◆ **The problem**: Return the records below in full. Keep every word exact and skip the images.

◆ **The records**:
----------

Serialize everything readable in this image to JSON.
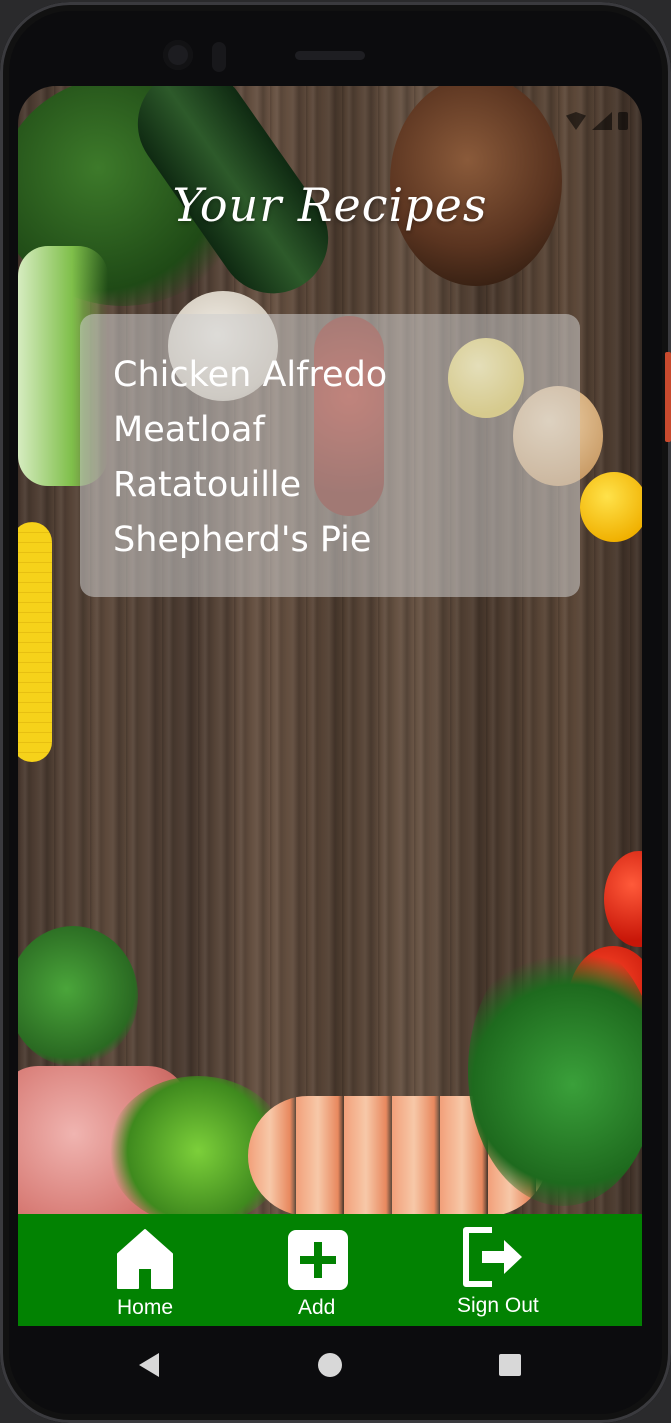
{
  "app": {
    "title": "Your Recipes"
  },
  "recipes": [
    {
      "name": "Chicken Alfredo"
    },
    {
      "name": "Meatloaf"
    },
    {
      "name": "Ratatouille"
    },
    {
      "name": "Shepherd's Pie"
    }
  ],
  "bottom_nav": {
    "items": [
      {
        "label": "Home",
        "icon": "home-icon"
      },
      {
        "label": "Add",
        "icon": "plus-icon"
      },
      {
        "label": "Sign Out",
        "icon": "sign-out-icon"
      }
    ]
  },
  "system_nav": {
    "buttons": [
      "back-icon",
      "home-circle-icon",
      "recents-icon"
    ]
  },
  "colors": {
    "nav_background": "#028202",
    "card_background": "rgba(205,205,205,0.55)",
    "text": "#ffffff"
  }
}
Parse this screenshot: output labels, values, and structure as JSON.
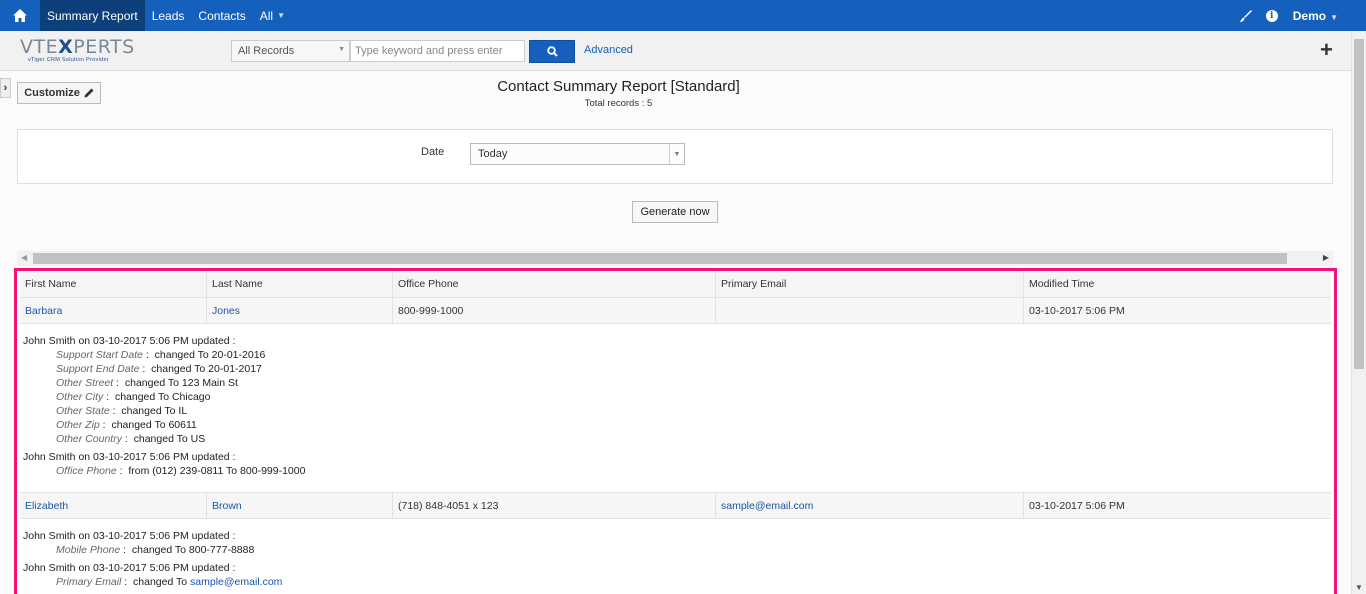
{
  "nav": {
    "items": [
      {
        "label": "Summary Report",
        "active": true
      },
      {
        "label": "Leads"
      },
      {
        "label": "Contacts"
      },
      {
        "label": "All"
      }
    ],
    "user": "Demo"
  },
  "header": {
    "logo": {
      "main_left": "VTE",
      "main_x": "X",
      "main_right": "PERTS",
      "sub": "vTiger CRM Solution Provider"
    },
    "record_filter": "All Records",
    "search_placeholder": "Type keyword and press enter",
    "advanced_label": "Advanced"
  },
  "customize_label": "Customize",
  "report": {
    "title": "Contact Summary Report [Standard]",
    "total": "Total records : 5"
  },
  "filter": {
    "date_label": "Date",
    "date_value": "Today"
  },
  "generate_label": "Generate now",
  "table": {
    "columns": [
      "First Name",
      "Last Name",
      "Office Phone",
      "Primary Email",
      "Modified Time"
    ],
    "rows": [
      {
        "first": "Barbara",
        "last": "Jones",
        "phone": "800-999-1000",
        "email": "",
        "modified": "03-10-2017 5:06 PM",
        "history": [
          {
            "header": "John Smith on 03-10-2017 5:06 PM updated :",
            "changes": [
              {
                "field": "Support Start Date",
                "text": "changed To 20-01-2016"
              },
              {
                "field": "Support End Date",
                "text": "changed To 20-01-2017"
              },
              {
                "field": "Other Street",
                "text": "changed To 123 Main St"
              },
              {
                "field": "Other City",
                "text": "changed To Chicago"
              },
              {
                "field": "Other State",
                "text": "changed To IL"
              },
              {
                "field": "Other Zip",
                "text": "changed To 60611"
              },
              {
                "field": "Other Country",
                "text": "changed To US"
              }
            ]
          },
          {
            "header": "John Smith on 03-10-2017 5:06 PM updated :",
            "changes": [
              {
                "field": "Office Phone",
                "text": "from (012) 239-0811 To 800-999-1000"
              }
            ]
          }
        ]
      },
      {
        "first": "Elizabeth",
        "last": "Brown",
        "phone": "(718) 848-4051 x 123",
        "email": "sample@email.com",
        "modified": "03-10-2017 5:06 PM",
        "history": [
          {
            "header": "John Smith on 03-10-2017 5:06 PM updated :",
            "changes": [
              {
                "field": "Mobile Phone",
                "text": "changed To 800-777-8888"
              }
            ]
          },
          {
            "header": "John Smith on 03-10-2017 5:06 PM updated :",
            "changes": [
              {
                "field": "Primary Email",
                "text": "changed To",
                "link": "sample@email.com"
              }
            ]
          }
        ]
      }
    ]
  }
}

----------

◆ **Solution**:
Serialize everything readable in this image to JSON.
{
  "app": {
    "title": "Your Recipes"
  },
  "recipes": [
    {
      "name": "Chicken Alfredo"
    },
    {
      "name": "Meatloaf"
    },
    {
      "name": "Ratatouille"
    },
    {
      "name": "Shepherd's Pie"
    }
  ],
  "bottom_nav": {
    "items": [
      {
        "label": "Home",
        "icon": "home-icon"
      },
      {
        "label": "Add",
        "icon": "plus-icon"
      },
      {
        "label": "Sign Out",
        "icon": "sign-out-icon"
      }
    ]
  },
  "system_nav": {
    "buttons": [
      "back-icon",
      "home-circle-icon",
      "recents-icon"
    ]
  },
  "colors": {
    "nav_background": "#028202",
    "card_background": "rgba(205,205,205,0.55)",
    "text": "#ffffff"
  }
}
Parse this screenshot: output labels, values, and structure as JSON.
{
  "nav": {
    "items": [
      {
        "label": "Summary Report",
        "active": true
      },
      {
        "label": "Leads"
      },
      {
        "label": "Contacts"
      },
      {
        "label": "All"
      }
    ],
    "user": "Demo"
  },
  "header": {
    "logo": {
      "main_left": "VTE",
      "main_x": "X",
      "main_right": "PERTS",
      "sub": "vTiger CRM Solution Provider"
    },
    "record_filter": "All Records",
    "search_placeholder": "Type keyword and press enter",
    "advanced_label": "Advanced"
  },
  "customize_label": "Customize",
  "report": {
    "title": "Contact Summary Report [Standard]",
    "total": "Total records : 5"
  },
  "filter": {
    "date_label": "Date",
    "date_value": "Today"
  },
  "generate_label": "Generate now",
  "table": {
    "columns": [
      "First Name",
      "Last Name",
      "Office Phone",
      "Primary Email",
      "Modified Time"
    ],
    "rows": [
      {
        "first": "Barbara",
        "last": "Jones",
        "phone": "800-999-1000",
        "email": "",
        "modified": "03-10-2017 5:06 PM",
        "history": [
          {
            "header": "John Smith on 03-10-2017 5:06 PM updated :",
            "changes": [
              {
                "field": "Support Start Date",
                "text": "changed To 20-01-2016"
              },
              {
                "field": "Support End Date",
                "text": "changed To 20-01-2017"
              },
              {
                "field": "Other Street",
                "text": "changed To 123 Main St"
              },
              {
                "field": "Other City",
                "text": "changed To Chicago"
              },
              {
                "field": "Other State",
                "text": "changed To IL"
              },
              {
                "field": "Other Zip",
                "text": "changed To 60611"
              },
              {
                "field": "Other Country",
                "text": "changed To US"
              }
            ]
          },
          {
            "header": "John Smith on 03-10-2017 5:06 PM updated :",
            "changes": [
              {
                "field": "Office Phone",
                "text": "from (012) 239-0811 To 800-999-1000"
              }
            ]
          }
        ]
      },
      {
        "first": "Elizabeth",
        "last": "Brown",
        "phone": "(718) 848-4051 x 123",
        "email": "sample@email.com",
        "modified": "03-10-2017 5:06 PM",
        "history": [
          {
            "header": "John Smith on 03-10-2017 5:06 PM updated :",
            "changes": [
              {
                "field": "Mobile Phone",
                "text": "changed To 800-777-8888"
              }
            ]
          },
          {
            "header": "John Smith on 03-10-2017 5:06 PM updated :",
            "changes": [
              {
                "field": "Primary Email",
                "text": "changed To",
                "link": "sample@email.com"
              }
            ]
          }
        ]
      }
    ]
  }
}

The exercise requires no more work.